*The data:*
——————————

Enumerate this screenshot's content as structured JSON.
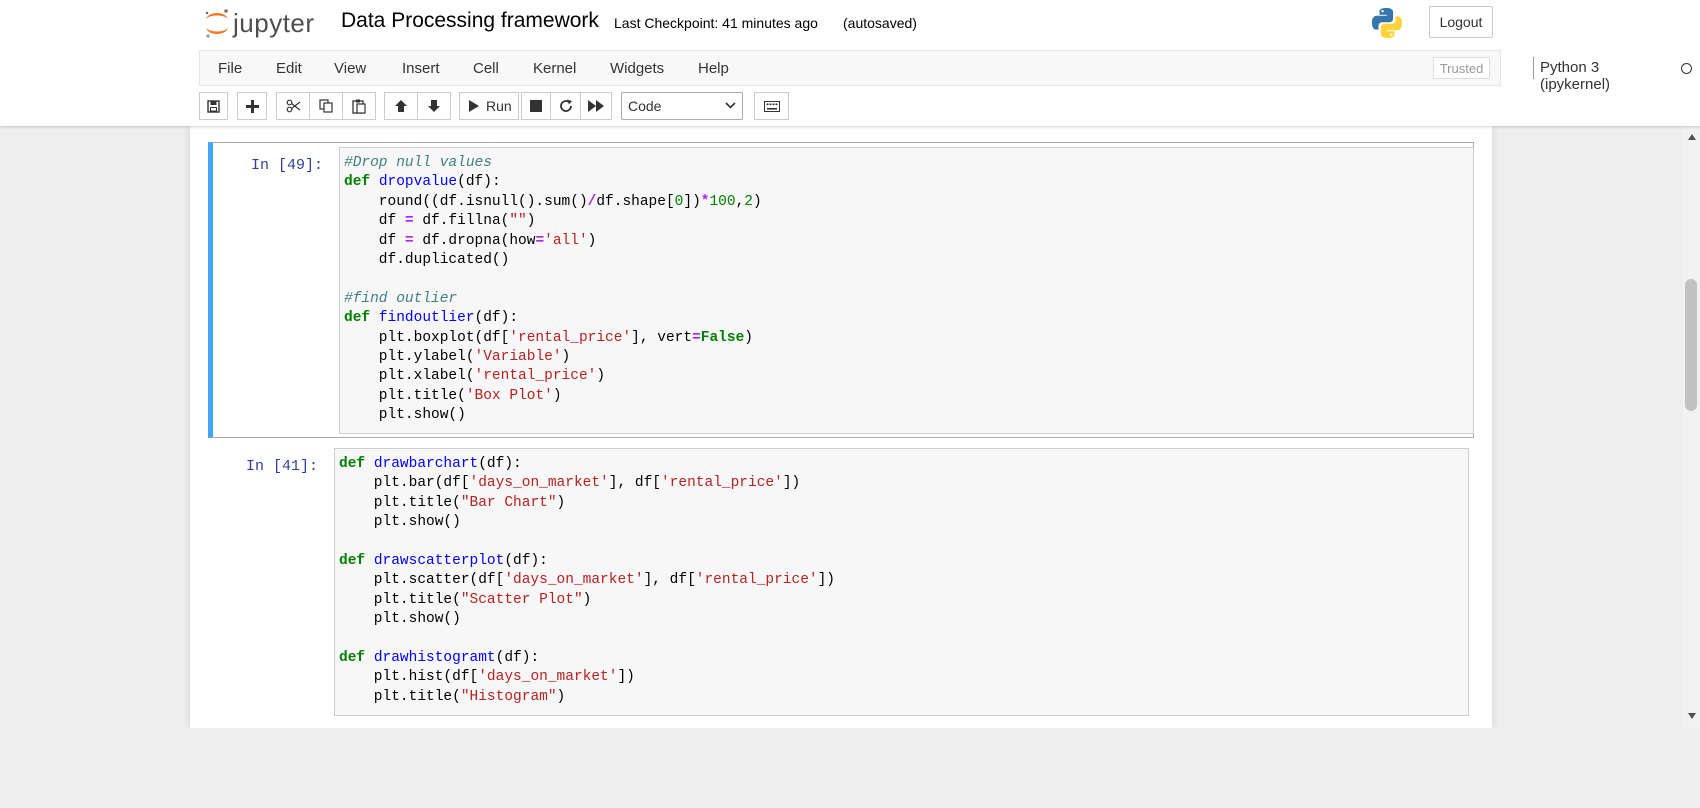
{
  "header": {
    "logo_text": "jupyter",
    "notebook_title": "Data Processing framework",
    "checkpoint": "Last Checkpoint: 41 minutes ago",
    "autosave": "(autosaved)",
    "logout_label": "Logout"
  },
  "menubar": {
    "items": [
      "File",
      "Edit",
      "View",
      "Insert",
      "Cell",
      "Kernel",
      "Widgets",
      "Help"
    ],
    "trusted_label": "Trusted",
    "kernel_name": "Python 3 (ipykernel)"
  },
  "toolbar": {
    "run_label": "Run",
    "cell_type": "Code",
    "icons": [
      "save-icon",
      "plus-icon",
      "scissors-icon",
      "copy-icon",
      "paste-icon",
      "arrow-up-icon",
      "arrow-down-icon",
      "run-icon",
      "stop-icon",
      "restart-icon",
      "fast-forward-icon",
      "keyboard-icon"
    ]
  },
  "cells": [
    {
      "prompt": "In [49]:",
      "selected": true,
      "lines": [
        [
          [
            "cm",
            "#Drop null values"
          ]
        ],
        [
          [
            "kw",
            "def"
          ],
          [
            "plain",
            " "
          ],
          [
            "fn",
            "dropvalue"
          ],
          [
            "plain",
            "(df):"
          ]
        ],
        [
          [
            "plain",
            "    round((df.isnull().sum()"
          ],
          [
            "op",
            "/"
          ],
          [
            "plain",
            "df.shape["
          ],
          [
            "nu",
            "0"
          ],
          [
            "plain",
            "])"
          ],
          [
            "op",
            "*"
          ],
          [
            "nu",
            "100"
          ],
          [
            "plain",
            ","
          ],
          [
            "nu",
            "2"
          ],
          [
            "plain",
            ")"
          ]
        ],
        [
          [
            "plain",
            "    df "
          ],
          [
            "op",
            "="
          ],
          [
            "plain",
            " df.fillna("
          ],
          [
            "st",
            "\"\""
          ],
          [
            "plain",
            ")"
          ]
        ],
        [
          [
            "plain",
            "    df "
          ],
          [
            "op",
            "="
          ],
          [
            "plain",
            " df.dropna(how"
          ],
          [
            "op",
            "="
          ],
          [
            "st",
            "'all'"
          ],
          [
            "plain",
            ")"
          ]
        ],
        [
          [
            "plain",
            "    df.duplicated()"
          ]
        ],
        [
          [
            "plain",
            ""
          ]
        ],
        [
          [
            "cm",
            "#find outlier"
          ]
        ],
        [
          [
            "kw",
            "def"
          ],
          [
            "plain",
            " "
          ],
          [
            "fn",
            "findoutlier"
          ],
          [
            "plain",
            "(df):"
          ]
        ],
        [
          [
            "plain",
            "    plt.boxplot(df["
          ],
          [
            "st",
            "'rental_price'"
          ],
          [
            "plain",
            "], vert"
          ],
          [
            "op",
            "="
          ],
          [
            "kw",
            "False"
          ],
          [
            "plain",
            ")"
          ]
        ],
        [
          [
            "plain",
            "    plt.ylabel("
          ],
          [
            "st",
            "'Variable'"
          ],
          [
            "plain",
            ")"
          ]
        ],
        [
          [
            "plain",
            "    plt.xlabel("
          ],
          [
            "st",
            "'rental_price'"
          ],
          [
            "plain",
            ")"
          ]
        ],
        [
          [
            "plain",
            "    plt.title("
          ],
          [
            "st",
            "'Box Plot'"
          ],
          [
            "plain",
            ")"
          ]
        ],
        [
          [
            "plain",
            "    plt.show()"
          ]
        ]
      ]
    },
    {
      "prompt": "In [41]:",
      "selected": false,
      "lines": [
        [
          [
            "kw",
            "def"
          ],
          [
            "plain",
            " "
          ],
          [
            "fn",
            "drawbarchart"
          ],
          [
            "plain",
            "(df):"
          ]
        ],
        [
          [
            "plain",
            "    plt.bar(df["
          ],
          [
            "st",
            "'days_on_market'"
          ],
          [
            "plain",
            "], df["
          ],
          [
            "st",
            "'rental_price'"
          ],
          [
            "plain",
            "])"
          ]
        ],
        [
          [
            "plain",
            "    plt.title("
          ],
          [
            "st",
            "\"Bar Chart\""
          ],
          [
            "plain",
            ")"
          ]
        ],
        [
          [
            "plain",
            "    plt.show()"
          ]
        ],
        [
          [
            "plain",
            ""
          ]
        ],
        [
          [
            "kw",
            "def"
          ],
          [
            "plain",
            " "
          ],
          [
            "fn",
            "drawscatterplot"
          ],
          [
            "plain",
            "(df):"
          ]
        ],
        [
          [
            "plain",
            "    plt.scatter(df["
          ],
          [
            "st",
            "'days_on_market'"
          ],
          [
            "plain",
            "], df["
          ],
          [
            "st",
            "'rental_price'"
          ],
          [
            "plain",
            "])"
          ]
        ],
        [
          [
            "plain",
            "    plt.title("
          ],
          [
            "st",
            "\"Scatter Plot\""
          ],
          [
            "plain",
            ")"
          ]
        ],
        [
          [
            "plain",
            "    plt.show()"
          ]
        ],
        [
          [
            "plain",
            ""
          ]
        ],
        [
          [
            "kw",
            "def"
          ],
          [
            "plain",
            " "
          ],
          [
            "fn",
            "drawhistogramt"
          ],
          [
            "plain",
            "(df):"
          ]
        ],
        [
          [
            "plain",
            "    plt.hist(df["
          ],
          [
            "st",
            "'days_on_market'"
          ],
          [
            "plain",
            "])"
          ]
        ],
        [
          [
            "plain",
            "    plt.title("
          ],
          [
            "st",
            "\"Histogram\""
          ],
          [
            "plain",
            ")"
          ]
        ]
      ]
    }
  ],
  "colors": {
    "selected_border": "#42a5f5",
    "prompt": "#303f9f",
    "keyword": "#008000",
    "string": "#ba2121",
    "comment": "#408080",
    "function": "#0000ff",
    "operator": "#aa22ff"
  }
}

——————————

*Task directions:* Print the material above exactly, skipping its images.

*Response area:*
Enumerate this screenshot's content as structured JSON.
{
  "header": {
    "logo_text": "jupyter",
    "notebook_title": "Data Processing framework",
    "checkpoint": "Last Checkpoint: 41 minutes ago",
    "autosave": "(autosaved)",
    "logout_label": "Logout"
  },
  "menubar": {
    "items": [
      "File",
      "Edit",
      "View",
      "Insert",
      "Cell",
      "Kernel",
      "Widgets",
      "Help"
    ],
    "trusted_label": "Trusted",
    "kernel_name": "Python 3 (ipykernel)"
  },
  "toolbar": {
    "run_label": "Run",
    "cell_type": "Code",
    "icons": [
      "save-icon",
      "plus-icon",
      "scissors-icon",
      "copy-icon",
      "paste-icon",
      "arrow-up-icon",
      "arrow-down-icon",
      "run-icon",
      "stop-icon",
      "restart-icon",
      "fast-forward-icon",
      "keyboard-icon"
    ]
  },
  "cells": [
    {
      "prompt": "In [49]:",
      "selected": true,
      "lines": [
        [
          [
            "cm",
            "#Drop null values"
          ]
        ],
        [
          [
            "kw",
            "def"
          ],
          [
            "plain",
            " "
          ],
          [
            "fn",
            "dropvalue"
          ],
          [
            "plain",
            "(df):"
          ]
        ],
        [
          [
            "plain",
            "    round((df.isnull().sum()"
          ],
          [
            "op",
            "/"
          ],
          [
            "plain",
            "df.shape["
          ],
          [
            "nu",
            "0"
          ],
          [
            "plain",
            "])"
          ],
          [
            "op",
            "*"
          ],
          [
            "nu",
            "100"
          ],
          [
            "plain",
            ","
          ],
          [
            "nu",
            "2"
          ],
          [
            "plain",
            ")"
          ]
        ],
        [
          [
            "plain",
            "    df "
          ],
          [
            "op",
            "="
          ],
          [
            "plain",
            " df.fillna("
          ],
          [
            "st",
            "\"\""
          ],
          [
            "plain",
            ")"
          ]
        ],
        [
          [
            "plain",
            "    df "
          ],
          [
            "op",
            "="
          ],
          [
            "plain",
            " df.dropna(how"
          ],
          [
            "op",
            "="
          ],
          [
            "st",
            "'all'"
          ],
          [
            "plain",
            ")"
          ]
        ],
        [
          [
            "plain",
            "    df.duplicated()"
          ]
        ],
        [
          [
            "plain",
            ""
          ]
        ],
        [
          [
            "cm",
            "#find outlier"
          ]
        ],
        [
          [
            "kw",
            "def"
          ],
          [
            "plain",
            " "
          ],
          [
            "fn",
            "findoutlier"
          ],
          [
            "plain",
            "(df):"
          ]
        ],
        [
          [
            "plain",
            "    plt.boxplot(df["
          ],
          [
            "st",
            "'rental_price'"
          ],
          [
            "plain",
            "], vert"
          ],
          [
            "op",
            "="
          ],
          [
            "kw",
            "False"
          ],
          [
            "plain",
            ")"
          ]
        ],
        [
          [
            "plain",
            "    plt.ylabel("
          ],
          [
            "st",
            "'Variable'"
          ],
          [
            "plain",
            ")"
          ]
        ],
        [
          [
            "plain",
            "    plt.xlabel("
          ],
          [
            "st",
            "'rental_price'"
          ],
          [
            "plain",
            ")"
          ]
        ],
        [
          [
            "plain",
            "    plt.title("
          ],
          [
            "st",
            "'Box Plot'"
          ],
          [
            "plain",
            ")"
          ]
        ],
        [
          [
            "plain",
            "    plt.show()"
          ]
        ]
      ]
    },
    {
      "prompt": "In [41]:",
      "selected": false,
      "lines": [
        [
          [
            "kw",
            "def"
          ],
          [
            "plain",
            " "
          ],
          [
            "fn",
            "drawbarchart"
          ],
          [
            "plain",
            "(df):"
          ]
        ],
        [
          [
            "plain",
            "    plt.bar(df["
          ],
          [
            "st",
            "'days_on_market'"
          ],
          [
            "plain",
            "], df["
          ],
          [
            "st",
            "'rental_price'"
          ],
          [
            "plain",
            "])"
          ]
        ],
        [
          [
            "plain",
            "    plt.title("
          ],
          [
            "st",
            "\"Bar Chart\""
          ],
          [
            "plain",
            ")"
          ]
        ],
        [
          [
            "plain",
            "    plt.show()"
          ]
        ],
        [
          [
            "plain",
            ""
          ]
        ],
        [
          [
            "kw",
            "def"
          ],
          [
            "plain",
            " "
          ],
          [
            "fn",
            "drawscatterplot"
          ],
          [
            "plain",
            "(df):"
          ]
        ],
        [
          [
            "plain",
            "    plt.scatter(df["
          ],
          [
            "st",
            "'days_on_market'"
          ],
          [
            "plain",
            "], df["
          ],
          [
            "st",
            "'rental_price'"
          ],
          [
            "plain",
            "])"
          ]
        ],
        [
          [
            "plain",
            "    plt.title("
          ],
          [
            "st",
            "\"Scatter Plot\""
          ],
          [
            "plain",
            ")"
          ]
        ],
        [
          [
            "plain",
            "    plt.show()"
          ]
        ],
        [
          [
            "plain",
            ""
          ]
        ],
        [
          [
            "kw",
            "def"
          ],
          [
            "plain",
            " "
          ],
          [
            "fn",
            "drawhistogramt"
          ],
          [
            "plain",
            "(df):"
          ]
        ],
        [
          [
            "plain",
            "    plt.hist(df["
          ],
          [
            "st",
            "'days_on_market'"
          ],
          [
            "plain",
            "])"
          ]
        ],
        [
          [
            "plain",
            "    plt.title("
          ],
          [
            "st",
            "\"Histogram\""
          ],
          [
            "plain",
            ")"
          ]
        ]
      ]
    }
  ],
  "colors": {
    "selected_border": "#42a5f5",
    "prompt": "#303f9f",
    "keyword": "#008000",
    "string": "#ba2121",
    "comment": "#408080",
    "function": "#0000ff",
    "operator": "#aa22ff"
  }
}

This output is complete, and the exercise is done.